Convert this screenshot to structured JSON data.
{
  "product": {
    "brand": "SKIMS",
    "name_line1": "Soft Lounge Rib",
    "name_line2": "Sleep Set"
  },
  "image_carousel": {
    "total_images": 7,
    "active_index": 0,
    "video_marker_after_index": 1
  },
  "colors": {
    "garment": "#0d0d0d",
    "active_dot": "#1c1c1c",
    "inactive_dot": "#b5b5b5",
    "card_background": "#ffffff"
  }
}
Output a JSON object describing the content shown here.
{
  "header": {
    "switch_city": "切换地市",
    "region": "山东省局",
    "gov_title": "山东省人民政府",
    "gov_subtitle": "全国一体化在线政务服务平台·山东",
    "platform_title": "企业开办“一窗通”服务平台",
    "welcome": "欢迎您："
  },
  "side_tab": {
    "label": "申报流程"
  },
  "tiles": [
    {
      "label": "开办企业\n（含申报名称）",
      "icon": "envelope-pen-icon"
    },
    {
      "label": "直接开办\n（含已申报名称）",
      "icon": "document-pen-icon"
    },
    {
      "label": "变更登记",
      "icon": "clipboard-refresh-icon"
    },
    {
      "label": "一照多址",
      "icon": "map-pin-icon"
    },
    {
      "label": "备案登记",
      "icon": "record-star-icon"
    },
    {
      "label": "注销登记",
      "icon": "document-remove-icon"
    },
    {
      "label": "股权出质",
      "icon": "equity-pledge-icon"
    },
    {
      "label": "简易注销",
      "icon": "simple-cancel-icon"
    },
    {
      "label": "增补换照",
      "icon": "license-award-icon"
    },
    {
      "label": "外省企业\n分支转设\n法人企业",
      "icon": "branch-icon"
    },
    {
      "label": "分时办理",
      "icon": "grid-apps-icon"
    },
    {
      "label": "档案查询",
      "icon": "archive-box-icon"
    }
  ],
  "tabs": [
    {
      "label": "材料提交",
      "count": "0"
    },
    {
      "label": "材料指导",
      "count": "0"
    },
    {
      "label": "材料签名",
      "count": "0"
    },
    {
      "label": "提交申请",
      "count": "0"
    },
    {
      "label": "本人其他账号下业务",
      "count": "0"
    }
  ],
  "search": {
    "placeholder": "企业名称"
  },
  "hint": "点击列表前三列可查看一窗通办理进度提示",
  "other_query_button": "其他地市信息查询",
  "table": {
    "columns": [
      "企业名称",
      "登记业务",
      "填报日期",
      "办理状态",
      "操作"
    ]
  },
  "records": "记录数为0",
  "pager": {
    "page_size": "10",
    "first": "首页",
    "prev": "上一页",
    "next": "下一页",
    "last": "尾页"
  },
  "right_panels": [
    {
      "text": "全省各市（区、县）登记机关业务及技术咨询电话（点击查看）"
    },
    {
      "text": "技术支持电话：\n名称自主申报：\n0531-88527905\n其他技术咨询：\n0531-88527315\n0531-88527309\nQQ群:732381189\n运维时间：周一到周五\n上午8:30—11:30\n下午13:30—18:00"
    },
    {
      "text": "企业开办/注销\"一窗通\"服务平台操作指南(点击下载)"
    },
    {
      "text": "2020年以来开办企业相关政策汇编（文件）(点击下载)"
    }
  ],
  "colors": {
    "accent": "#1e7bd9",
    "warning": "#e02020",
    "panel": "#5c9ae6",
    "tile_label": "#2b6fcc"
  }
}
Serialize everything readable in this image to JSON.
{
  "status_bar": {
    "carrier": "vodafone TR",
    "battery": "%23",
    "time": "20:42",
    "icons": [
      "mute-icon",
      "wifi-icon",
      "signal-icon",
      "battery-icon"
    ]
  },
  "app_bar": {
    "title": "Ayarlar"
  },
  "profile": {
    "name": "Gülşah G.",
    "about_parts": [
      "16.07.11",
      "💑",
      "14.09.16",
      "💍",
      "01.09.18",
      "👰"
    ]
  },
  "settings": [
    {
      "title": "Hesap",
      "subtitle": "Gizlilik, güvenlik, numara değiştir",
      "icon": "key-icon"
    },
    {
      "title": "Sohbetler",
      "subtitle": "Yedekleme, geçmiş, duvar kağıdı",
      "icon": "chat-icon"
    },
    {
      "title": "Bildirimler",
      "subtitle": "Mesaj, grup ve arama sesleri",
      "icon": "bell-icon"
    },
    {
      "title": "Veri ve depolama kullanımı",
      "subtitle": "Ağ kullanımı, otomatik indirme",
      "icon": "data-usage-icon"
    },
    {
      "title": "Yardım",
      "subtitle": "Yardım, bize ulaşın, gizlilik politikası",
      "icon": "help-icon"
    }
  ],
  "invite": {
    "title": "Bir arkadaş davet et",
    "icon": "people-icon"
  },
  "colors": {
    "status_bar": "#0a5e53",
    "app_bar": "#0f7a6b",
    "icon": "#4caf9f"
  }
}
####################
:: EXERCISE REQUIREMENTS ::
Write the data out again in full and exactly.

:: YOUR RESPONSE ::
Convert this screenshot to structured JSON data.
{
  "product": {
    "brand": "SKIMS",
    "name_line1": "Soft Lounge Rib",
    "name_line2": "Sleep Set"
  },
  "image_carousel": {
    "total_images": 7,
    "active_index": 0,
    "video_marker_after_index": 1
  },
  "colors": {
    "garment": "#0d0d0d",
    "active_dot": "#1c1c1c",
    "inactive_dot": "#b5b5b5",
    "card_background": "#ffffff"
  }
}
Output a JSON object describing the content shown here.
{
  "header": {
    "switch_city": "切换地市",
    "region": "山东省局",
    "gov_title": "山东省人民政府",
    "gov_subtitle": "全国一体化在线政务服务平台·山东",
    "platform_title": "企业开办“一窗通”服务平台",
    "welcome": "欢迎您："
  },
  "side_tab": {
    "label": "申报流程"
  },
  "tiles": [
    {
      "label": "开办企业\n（含申报名称）",
      "icon": "envelope-pen-icon"
    },
    {
      "label": "直接开办\n（含已申报名称）",
      "icon": "document-pen-icon"
    },
    {
      "label": "变更登记",
      "icon": "clipboard-refresh-icon"
    },
    {
      "label": "一照多址",
      "icon": "map-pin-icon"
    },
    {
      "label": "备案登记",
      "icon": "record-star-icon"
    },
    {
      "label": "注销登记",
      "icon": "document-remove-icon"
    },
    {
      "label": "股权出质",
      "icon": "equity-pledge-icon"
    },
    {
      "label": "简易注销",
      "icon": "simple-cancel-icon"
    },
    {
      "label": "增补换照",
      "icon": "license-award-icon"
    },
    {
      "label": "外省企业\n分支转设\n法人企业",
      "icon": "branch-icon"
    },
    {
      "label": "分时办理",
      "icon": "grid-apps-icon"
    },
    {
      "label": "档案查询",
      "icon": "archive-box-icon"
    }
  ],
  "tabs": [
    {
      "label": "材料提交",
      "count": "0"
    },
    {
      "label": "材料指导",
      "count": "0"
    },
    {
      "label": "材料签名",
      "count": "0"
    },
    {
      "label": "提交申请",
      "count": "0"
    },
    {
      "label": "本人其他账号下业务",
      "count": "0"
    }
  ],
  "search": {
    "placeholder": "企业名称"
  },
  "hint": "点击列表前三列可查看一窗通办理进度提示",
  "other_query_button": "其他地市信息查询",
  "table": {
    "columns": [
      "企业名称",
      "登记业务",
      "填报日期",
      "办理状态",
      "操作"
    ]
  },
  "records": "记录数为0",
  "pager": {
    "page_size": "10",
    "first": "首页",
    "prev": "上一页",
    "next": "下一页",
    "last": "尾页"
  },
  "right_panels": [
    {
      "text": "全省各市（区、县）登记机关业务及技术咨询电话（点击查看）"
    },
    {
      "text": "技术支持电话：\n名称自主申报：\n0531-88527905\n其他技术咨询：\n0531-88527315\n0531-88527309\nQQ群:732381189\n运维时间：周一到周五\n上午8:30—11:30\n下午13:30—18:00"
    },
    {
      "text": "企业开办/注销\"一窗通\"服务平台操作指南(点击下载)"
    },
    {
      "text": "2020年以来开办企业相关政策汇编（文件）(点击下载)"
    }
  ],
  "colors": {
    "accent": "#1e7bd9",
    "warning": "#e02020",
    "panel": "#5c9ae6",
    "tile_label": "#2b6fcc"
  }
}
Serialize everything readable in this image to JSON.
{
  "status_bar": {
    "carrier": "vodafone TR",
    "battery": "%23",
    "time": "20:42",
    "icons": [
      "mute-icon",
      "wifi-icon",
      "signal-icon",
      "battery-icon"
    ]
  },
  "app_bar": {
    "title": "Ayarlar"
  },
  "profile": {
    "name": "Gülşah G.",
    "about_parts": [
      "16.07.11",
      "💑",
      "14.09.16",
      "💍",
      "01.09.18",
      "👰"
    ]
  },
  "settings": [
    {
      "title": "Hesap",
      "subtitle": "Gizlilik, güvenlik, numara değiştir",
      "icon": "key-icon"
    },
    {
      "title": "Sohbetler",
      "subtitle": "Yedekleme, geçmiş, duvar kağıdı",
      "icon": "chat-icon"
    },
    {
      "title": "Bildirimler",
      "subtitle": "Mesaj, grup ve arama sesleri",
      "icon": "bell-icon"
    },
    {
      "title": "Veri ve depolama kullanımı",
      "subtitle": "Ağ kullanımı, otomatik indirme",
      "icon": "data-usage-icon"
    },
    {
      "title": "Yardım",
      "subtitle": "Yardım, bize ulaşın, gizlilik politikası",
      "icon": "help-icon"
    }
  ],
  "invite": {
    "title": "Bir arkadaş davet et",
    "icon": "people-icon"
  },
  "colors": {
    "status_bar": "#0a5e53",
    "app_bar": "#0f7a6b",
    "icon": "#4caf9f"
  }
}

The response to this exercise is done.